When three Queens hospitals closed in 2008 and 2009, more and more people who use emergency rooms for primary care were faced with fewer and fewer options.
Now New York Hospital Queens in Flushing has taken the first of two big steps aimed at improving their care.
The hospital on Jan. 26 cut the ribbon on its Emergency Department’s new urgent care facility, an area with seven stations all aimed at treating patients who require treatment but who will not need to be admitted.
“We see 125,000 patients a year in our emergency room,” said Dr. Mark Kindschuh, vice chairman of emergency medicine. “Break that down per day.”
He said such urgent care patients make up about 25 percent of the emergency room’s daily caseload.
The new unit was unveiled with much fanfare in a ceremony that included Borough President Helen Marshall, state Sen. Toby Ann Stavisky (D-Whitestone) Assemblywoman Grace Meng (D-Flushing) and Assemblyman Michael Simanowitz (D-Flushing).
Meng became a mother at the hospital. Marshall said both she and her husband have been treated there.
“I remember when it was Booth Memorial,” the borough president said.
Kindschuh and Stephen Mills, the hospital’s president and chief executive officer, said all remaining area hospitals, including New York Hospital Queens, felt the impact after Parkway Hospital in Forest Hills closed in 2008.

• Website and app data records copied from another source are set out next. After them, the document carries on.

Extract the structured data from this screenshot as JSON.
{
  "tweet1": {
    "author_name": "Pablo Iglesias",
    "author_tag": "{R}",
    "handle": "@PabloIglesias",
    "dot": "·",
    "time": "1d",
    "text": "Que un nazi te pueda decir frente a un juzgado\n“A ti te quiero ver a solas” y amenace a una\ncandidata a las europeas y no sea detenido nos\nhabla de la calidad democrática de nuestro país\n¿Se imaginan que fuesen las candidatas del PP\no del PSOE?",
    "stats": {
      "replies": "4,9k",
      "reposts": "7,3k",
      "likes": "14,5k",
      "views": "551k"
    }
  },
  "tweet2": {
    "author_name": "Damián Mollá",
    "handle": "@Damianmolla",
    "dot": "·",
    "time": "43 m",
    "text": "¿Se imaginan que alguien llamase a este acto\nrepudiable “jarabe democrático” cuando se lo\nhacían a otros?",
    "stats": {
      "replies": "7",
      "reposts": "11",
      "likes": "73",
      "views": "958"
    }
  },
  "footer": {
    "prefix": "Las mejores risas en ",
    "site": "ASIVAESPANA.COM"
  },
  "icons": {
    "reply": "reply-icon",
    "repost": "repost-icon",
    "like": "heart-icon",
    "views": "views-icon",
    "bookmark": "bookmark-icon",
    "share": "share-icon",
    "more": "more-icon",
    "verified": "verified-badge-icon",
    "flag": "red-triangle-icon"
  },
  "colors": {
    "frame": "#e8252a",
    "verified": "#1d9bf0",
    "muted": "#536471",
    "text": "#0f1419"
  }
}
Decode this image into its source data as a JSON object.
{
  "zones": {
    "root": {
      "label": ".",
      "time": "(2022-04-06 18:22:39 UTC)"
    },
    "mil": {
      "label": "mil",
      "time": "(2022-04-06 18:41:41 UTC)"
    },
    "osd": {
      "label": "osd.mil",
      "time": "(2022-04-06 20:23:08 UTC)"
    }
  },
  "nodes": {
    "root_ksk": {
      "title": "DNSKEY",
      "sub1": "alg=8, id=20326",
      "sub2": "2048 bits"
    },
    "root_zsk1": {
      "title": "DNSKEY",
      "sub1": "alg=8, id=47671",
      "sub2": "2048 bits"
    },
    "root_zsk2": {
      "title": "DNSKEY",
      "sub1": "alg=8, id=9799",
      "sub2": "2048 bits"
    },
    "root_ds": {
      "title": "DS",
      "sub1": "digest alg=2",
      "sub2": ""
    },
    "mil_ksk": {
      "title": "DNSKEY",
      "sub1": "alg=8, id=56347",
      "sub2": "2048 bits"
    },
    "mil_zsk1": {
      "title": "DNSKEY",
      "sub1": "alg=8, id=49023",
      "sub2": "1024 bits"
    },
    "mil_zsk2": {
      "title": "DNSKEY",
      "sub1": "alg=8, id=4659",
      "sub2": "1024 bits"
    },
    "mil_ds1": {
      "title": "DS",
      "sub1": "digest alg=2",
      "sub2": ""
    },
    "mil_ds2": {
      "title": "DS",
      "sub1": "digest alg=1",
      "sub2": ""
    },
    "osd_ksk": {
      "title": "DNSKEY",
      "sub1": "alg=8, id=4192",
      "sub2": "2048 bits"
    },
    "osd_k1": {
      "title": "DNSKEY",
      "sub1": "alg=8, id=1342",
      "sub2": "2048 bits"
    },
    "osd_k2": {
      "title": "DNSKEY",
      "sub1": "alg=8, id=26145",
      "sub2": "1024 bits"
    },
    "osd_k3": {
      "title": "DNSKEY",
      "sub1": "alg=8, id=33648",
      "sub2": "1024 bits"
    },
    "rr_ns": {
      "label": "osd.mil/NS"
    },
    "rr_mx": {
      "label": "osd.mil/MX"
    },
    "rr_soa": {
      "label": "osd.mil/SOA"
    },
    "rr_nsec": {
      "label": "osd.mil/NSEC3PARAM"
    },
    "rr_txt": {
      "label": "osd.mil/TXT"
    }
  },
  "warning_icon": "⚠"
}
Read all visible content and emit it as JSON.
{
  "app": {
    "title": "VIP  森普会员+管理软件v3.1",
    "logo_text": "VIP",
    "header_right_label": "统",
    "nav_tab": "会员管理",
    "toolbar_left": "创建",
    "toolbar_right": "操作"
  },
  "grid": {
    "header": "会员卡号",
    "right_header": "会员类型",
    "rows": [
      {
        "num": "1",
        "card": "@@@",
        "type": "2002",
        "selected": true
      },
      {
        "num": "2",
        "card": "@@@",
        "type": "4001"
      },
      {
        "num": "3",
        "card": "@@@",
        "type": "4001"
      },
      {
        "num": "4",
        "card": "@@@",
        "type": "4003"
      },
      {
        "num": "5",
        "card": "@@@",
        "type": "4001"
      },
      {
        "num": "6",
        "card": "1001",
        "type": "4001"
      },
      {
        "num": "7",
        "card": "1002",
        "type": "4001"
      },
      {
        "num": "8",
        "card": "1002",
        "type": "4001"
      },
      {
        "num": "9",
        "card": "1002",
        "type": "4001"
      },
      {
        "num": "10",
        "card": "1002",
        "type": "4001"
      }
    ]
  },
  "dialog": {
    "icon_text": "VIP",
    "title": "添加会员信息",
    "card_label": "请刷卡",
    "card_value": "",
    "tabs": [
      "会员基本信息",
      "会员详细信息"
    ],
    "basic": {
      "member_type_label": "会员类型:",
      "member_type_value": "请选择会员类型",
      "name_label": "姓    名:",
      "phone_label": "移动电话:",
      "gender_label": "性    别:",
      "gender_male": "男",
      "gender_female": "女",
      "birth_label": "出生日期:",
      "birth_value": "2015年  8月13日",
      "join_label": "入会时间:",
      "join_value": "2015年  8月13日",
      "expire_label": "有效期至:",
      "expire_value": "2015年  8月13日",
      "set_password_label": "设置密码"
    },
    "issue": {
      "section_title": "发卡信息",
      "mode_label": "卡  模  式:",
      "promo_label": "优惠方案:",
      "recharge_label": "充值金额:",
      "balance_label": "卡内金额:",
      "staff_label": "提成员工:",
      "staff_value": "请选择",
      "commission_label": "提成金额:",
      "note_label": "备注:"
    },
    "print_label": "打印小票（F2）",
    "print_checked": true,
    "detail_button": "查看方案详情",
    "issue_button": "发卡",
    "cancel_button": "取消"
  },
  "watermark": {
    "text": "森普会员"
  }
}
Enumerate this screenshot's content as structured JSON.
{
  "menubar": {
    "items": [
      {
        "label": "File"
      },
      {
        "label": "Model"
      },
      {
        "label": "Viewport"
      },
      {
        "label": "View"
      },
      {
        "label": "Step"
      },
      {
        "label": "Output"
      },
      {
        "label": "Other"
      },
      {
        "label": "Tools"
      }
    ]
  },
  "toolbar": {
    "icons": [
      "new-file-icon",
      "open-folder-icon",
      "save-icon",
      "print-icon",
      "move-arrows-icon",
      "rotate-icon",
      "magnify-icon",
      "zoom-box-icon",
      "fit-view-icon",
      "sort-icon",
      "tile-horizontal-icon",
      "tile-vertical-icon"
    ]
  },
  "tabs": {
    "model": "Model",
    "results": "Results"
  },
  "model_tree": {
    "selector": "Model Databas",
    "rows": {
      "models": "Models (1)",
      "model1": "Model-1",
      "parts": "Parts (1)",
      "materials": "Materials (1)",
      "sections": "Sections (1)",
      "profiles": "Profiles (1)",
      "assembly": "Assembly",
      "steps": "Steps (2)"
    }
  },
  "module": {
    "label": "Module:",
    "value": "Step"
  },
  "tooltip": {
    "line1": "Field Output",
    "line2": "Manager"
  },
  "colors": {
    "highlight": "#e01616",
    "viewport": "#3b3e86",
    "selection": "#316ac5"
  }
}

St. John’s Hospital in Elmhurst and Mary Immaculate in Jamaica followed suit in 2009.
“All the other hospitals had to take up the slack,” Mills said.
He said the new facility, in a space that used to house office and administrative space off of the ER facilities, was paid for with a $4 million grant from the Healthcare Efficiency and Affordability Law for New Yorkers program.
The same grant will pay for 10 new acute care beds in the emergency room, which Kindschuh said will be ready in 2012.
Kindschuh said the urgent care stations will make people’s stay in the waiting area shorter.
“Just sitting them down in the waiting room doesn’t address their needs,” Dr. George Heinrich, chairman of the hospital’s board of trustees, said.
All still will have access to basic health care, 24-7 emergency dental service and opthalmology services while freeing other staff and resources — including the hospital’s Level 1 trauma unit — for the more seriously afflicted patients and dire emergencies.
“Queens has two airports, three major highways and two major sports facilities,” Mills said. “We are going to have a major emergency someday.”